the longstanding problems of policing in the black community, and spoke of the press inflaming whites against black people. "Once the police have convinced the white public that the so-called Negro community is a criminal element, they can go in and question, brutalize, murder unarmed, innocent Negroes and the white public is gullible enough to back them up. This makes the Negro community a police state," he said.
Following the urban unrest 50 years ago in Chicago, Detroit, Los Angeles, Newark and other American cities -- typically precipitated by controversial police actions -- the Kerner Commission
(established by President Johnson to investigate the causes of the 1967 race riots) reported
that the "abrasive relationship between the police and the minority communities has been a major -- and explosive -- source of grievance, tension and disorder."
Further, the commission reported, the police had "come to symbolize white power, white racism and white repression. And the fact is that many police do reflect and express these white attitudes," leading to the feeling among black people "in the existence of police brutality and in a 'double standard' of justice and protection -- one for Negroes and one for whites." Pointing to aggressive policing tactics in the black community as a source of hostility and the absence of mechanisms to address complaints, the commission recommended recruitment and promotion of officers of color, and other measures to eliminate bad practices, ease tensions and ensure proper police conduct and community support for the police.
Influenced by the civil rights and Black Power movements, black officers across the country formed their own police associations, separate from white-dominated organizations, which exist to this day. The Fraternal Order of Police endorsed
Donald Trump, but black police associations did not
, demonstrating that the debate over race and policing is not a simple Black Lives Matter vs. Blue Lives Matter issue.
Today, implicit bias and institutional racism infect a society that refuses to come to terms on how America's original racial sins still influence how the public -- and police officers -- perceive black people. Popular racial stereotypes that portray black people as dangerous, threatening criminals seep into the public conscience and the media, reinforcing some police officers' perceptions of black children as older and more culpable than they are, and making it more likely they will shoot black people to death. This is a problem for everyone.
Atlanta admits the role of implicit bias in the conversation. Police academy recruits in Atlanta receive training in recognizing and challenging implicit bias at the Center for Civil and Human Rights
, which Chief Shields says has allowed for candid conversations, made officers aware of their beliefs, and has been eye-opening for white officers in the majority black police force
Another participant in the conversation in Atlanta, Rev. Markel Hutchins of Movement Forward, Inc
. , believes that beyond training, at issue is what is in someone's heart.
After witnessing the tensions between the community and the police, Hutchins decided to figure out a way to bring people together and get to know each other, resulting in the OneCOP (One Congregation One Precinct) program, which connects police agencies with diverse congregations of all faiths, and creates partnerships on violence prevention, sensitivity training, community safety and other matters. "We will never bridge the divide...as long as we have this notion that police are somehow separate and distinct and apart from the rest of the community.

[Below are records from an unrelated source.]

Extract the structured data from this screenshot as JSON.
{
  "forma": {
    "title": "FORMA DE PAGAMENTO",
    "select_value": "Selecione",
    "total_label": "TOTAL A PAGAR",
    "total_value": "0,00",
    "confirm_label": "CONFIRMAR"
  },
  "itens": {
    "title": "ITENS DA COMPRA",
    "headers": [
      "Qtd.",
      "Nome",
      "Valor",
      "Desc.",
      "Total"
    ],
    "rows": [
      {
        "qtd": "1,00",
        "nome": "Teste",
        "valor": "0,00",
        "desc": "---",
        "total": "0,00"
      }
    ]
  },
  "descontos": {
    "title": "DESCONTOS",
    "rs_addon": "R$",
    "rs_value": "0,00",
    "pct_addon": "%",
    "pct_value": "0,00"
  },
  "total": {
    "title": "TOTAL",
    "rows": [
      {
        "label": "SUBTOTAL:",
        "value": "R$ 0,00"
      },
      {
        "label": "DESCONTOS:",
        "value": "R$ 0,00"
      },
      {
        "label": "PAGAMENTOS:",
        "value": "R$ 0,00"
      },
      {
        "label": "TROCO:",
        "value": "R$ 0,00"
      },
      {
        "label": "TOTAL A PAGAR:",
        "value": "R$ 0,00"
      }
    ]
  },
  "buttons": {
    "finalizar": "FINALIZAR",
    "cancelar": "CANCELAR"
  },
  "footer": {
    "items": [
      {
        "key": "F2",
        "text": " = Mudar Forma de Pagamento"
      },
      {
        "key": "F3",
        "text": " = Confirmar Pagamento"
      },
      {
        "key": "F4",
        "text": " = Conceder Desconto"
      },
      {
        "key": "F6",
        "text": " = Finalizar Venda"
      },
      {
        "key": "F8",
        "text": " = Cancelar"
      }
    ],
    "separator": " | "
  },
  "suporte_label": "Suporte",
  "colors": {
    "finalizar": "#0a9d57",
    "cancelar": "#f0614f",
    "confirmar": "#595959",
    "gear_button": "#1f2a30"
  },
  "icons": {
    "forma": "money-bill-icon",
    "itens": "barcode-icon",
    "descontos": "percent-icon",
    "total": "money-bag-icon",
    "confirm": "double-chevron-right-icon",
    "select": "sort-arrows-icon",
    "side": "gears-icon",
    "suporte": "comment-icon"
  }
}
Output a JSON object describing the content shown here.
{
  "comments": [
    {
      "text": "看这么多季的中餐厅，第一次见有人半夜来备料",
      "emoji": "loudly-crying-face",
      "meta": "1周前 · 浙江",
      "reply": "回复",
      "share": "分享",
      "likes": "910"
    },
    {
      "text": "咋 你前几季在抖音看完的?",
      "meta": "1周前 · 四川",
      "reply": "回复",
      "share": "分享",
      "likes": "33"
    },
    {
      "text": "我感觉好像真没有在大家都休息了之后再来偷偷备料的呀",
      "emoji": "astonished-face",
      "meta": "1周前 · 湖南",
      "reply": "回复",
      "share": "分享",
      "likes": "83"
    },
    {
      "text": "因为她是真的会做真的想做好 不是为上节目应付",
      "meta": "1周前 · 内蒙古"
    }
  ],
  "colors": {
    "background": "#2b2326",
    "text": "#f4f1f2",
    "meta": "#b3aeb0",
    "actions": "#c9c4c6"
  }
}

Police officers' children go to school with everybody else's children. They go to the church and the temple with everyone else," Hutchins said.
This one conversation in Atlanta is part of a much bigger one about how to change things for the better. We will also see change when, as the Movement for Black Lives
advocates, communities control the laws, policies and institutions impacting them -- and when this nation invests in education, health and safety rather than criminalizing, incarcerating and killing black people. Change will not be easy, but it is certainly possible.
This article has been updated to reflect the full name of Kenny Leon's True Colors Theatre Company.